Southern Ocean phytoplankton ecology and biogeochemistry

EcoTrace, Alfred Wegener Institute, Helmholtz Centre for Polar and Marine Research, Bremerhaven

Phytoplankton is the basis of oceanic food webs and contributes to the storage of carbon dioxide in the ocean. Therefore, it is important to study how environmental changes due to climate change affect phytoplankton. The EcoTrace group investigates how biological, chemical, and physical processes affect primary productivity and species composition of phytoplankton in today’s and the future ocean.
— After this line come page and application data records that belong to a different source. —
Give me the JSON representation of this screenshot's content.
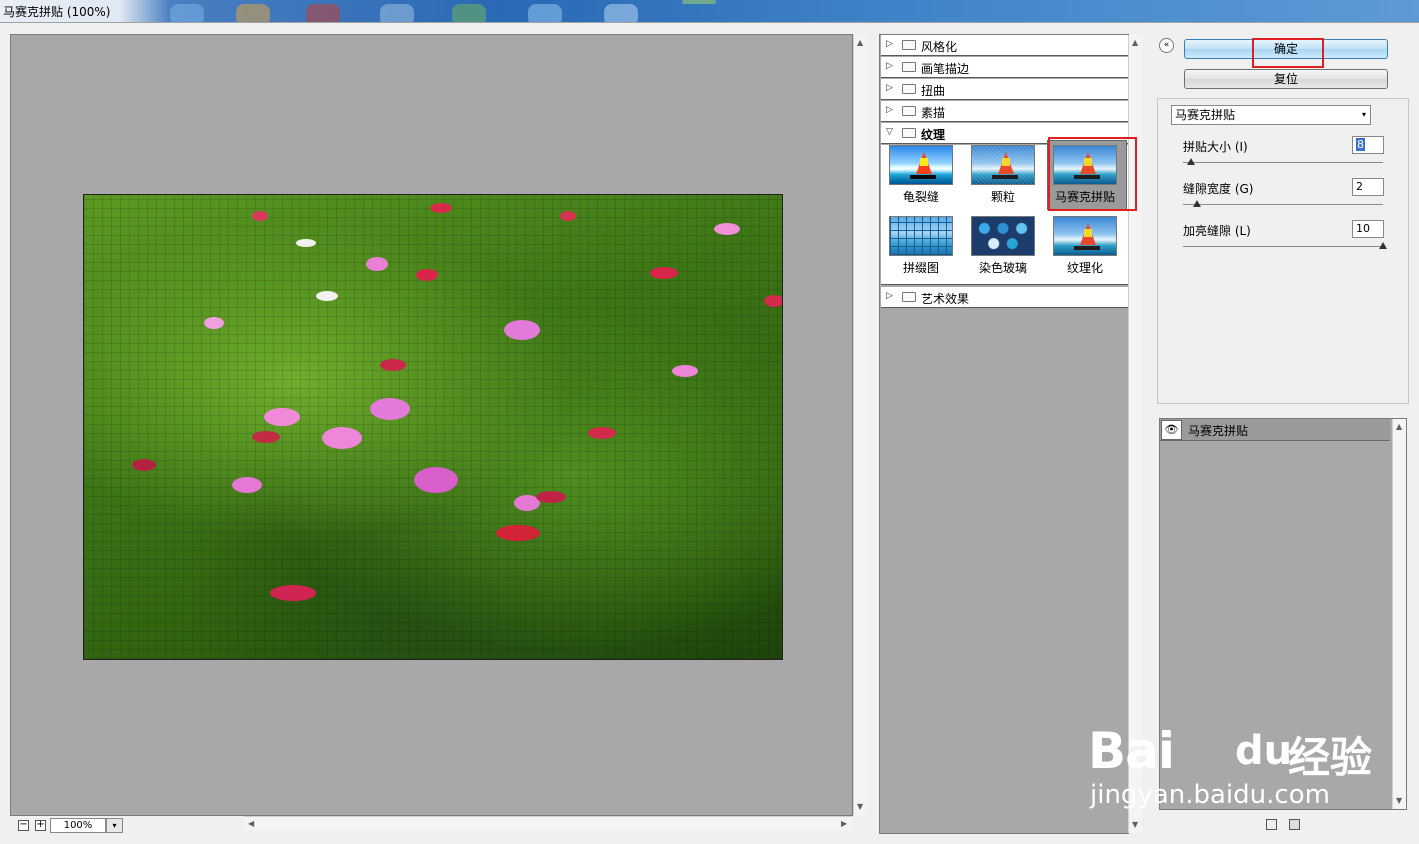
{
  "window": {
    "title": "马赛克拼贴 (100%)"
  },
  "preview": {
    "zoom_value": "100%",
    "zoom_out_glyph": "−",
    "zoom_in_glyph": "+",
    "dropdown_glyph": "▾",
    "scroll_up_glyph": "▲",
    "scroll_down_glyph": "▼",
    "scroll_left_glyph": "◀",
    "scroll_right_glyph": "▶"
  },
  "gallery": {
    "categories": [
      {
        "label": "风格化",
        "expanded": false
      },
      {
        "label": "画笔描边",
        "expanded": false
      },
      {
        "label": "扭曲",
        "expanded": false
      },
      {
        "label": "素描",
        "expanded": false
      },
      {
        "label": "纹理",
        "expanded": true
      },
      {
        "label": "艺术效果",
        "expanded": false
      }
    ],
    "collapsed_glyph": "▷",
    "expanded_glyph": "▽",
    "texture_filters": [
      {
        "label": "龟裂缝",
        "icon": "craquelure-thumbnail"
      },
      {
        "label": "颗粒",
        "icon": "grain-thumbnail"
      },
      {
        "label": "马赛克拼贴",
        "icon": "mosaic-tiles-thumbnail",
        "selected": true
      },
      {
        "label": "拼缀图",
        "icon": "patchwork-thumbnail"
      },
      {
        "label": "染色玻璃",
        "icon": "stained-glass-thumbnail"
      },
      {
        "label": "纹理化",
        "icon": "texturizer-thumbnail"
      }
    ]
  },
  "controls": {
    "collapse_glyph": "«",
    "ok_label": "确定",
    "reset_label": "复位",
    "filter_select": "马赛克拼贴",
    "select_caret": "▾",
    "params": [
      {
        "label": "拼贴大小 (I)",
        "value": "8",
        "slider_fraction": 0.04
      },
      {
        "label": "缝隙宽度 (G)",
        "value": "2",
        "slider_fraction": 0.07
      },
      {
        "label": "加亮缝隙 (L)",
        "value": "10",
        "slider_fraction": 1.0
      }
    ]
  },
  "layers": {
    "items": [
      {
        "name": "马赛克拼贴",
        "visible_glyph": "👁"
      }
    ]
  },
  "watermark": {
    "brand_a": "Bai",
    "brand_b": "du",
    "brand_cn": "经验",
    "url": "jingyan.baidu.com"
  },
  "colors": {
    "highlight_box": "#e02020",
    "preview_bg": "#a8a8a8",
    "primary_button": "#bfe2f7"
  }
}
We are especially interested in the way external drivers, such as trace metal availability (iron, manganese, zinc, and cobalt), ocean acidification, warming, and vertical mixing influence Southern Ocean phytoplankton ecology and biogeochemistry. Biological carbon dioxide uptake of the Southern Ocean is primarily governed by limited trace metal input, in particular iron. Trace metal uptake by phytoplankton depends on both the chemical form of the trace metals and biological uptake strategies. Thus, biological processes can change trace metal chemistry in seawater. To assess both biological and chemical processes, we follow a multidisciplinary approach that integrates marine biology and chemistry and combines laboratory and field work. In the field, we perform competition experiments with natural Antarctic phytoplankton assemblages, which simulate future climate change scenarios. This allows us to identify phytoplankton species that are particularly sensitive, but also tolerant, to climate change. These experiments unravel how environmental changes and species interactions affect phytoplankton community structure and their productivity. The investigation of key species in the laboratory on the other hand further allows to define adaptation strategies that permit species to occur in the present and future Southern Ocean.

Research topics

  • Iron limitation and cycling in the Southern Ocean under current and future climate
  • Manganese, zinc and cobalt as drivers of Antarctic phytoplankton ecology
  • Impact of grazers on iron biogeochemistry in iron-limited oceanic waters
  • Sensitivity of Antarctic phytoplankton to global change


  • Laboratory and field experiments with single species and natural phytoplankton communities
  • Ultra Clean CTD with winch and clean room container to sample trace metals under ultra celan conditions
  • Trace metal determination of Fe, Mn, Zn, Co, and Cu in seawater and phytoplankton cells
  • Measurement of cellular chlorophyll and particulate organic carbon concentrations
  • Uptake rates determined via the radioisotopes 55Fe, 14C, and 3H-Leucine
  • Photophysiology via Fast Repetition Rate fluorometry (FRRf)
  • Species composition (microscopy, flow cytometrie)

Responsible person

Dr. Scarlett Trimborn, Alfred Wegener Institute, Helmholtz Center for Polar and Marine Research, Bremerhaven

Projects we participate in

SPP DFG Project TR 899/4-1 “Iron manganese co-limitation – a potential driver of Southern Ocean phytoplankton ecology”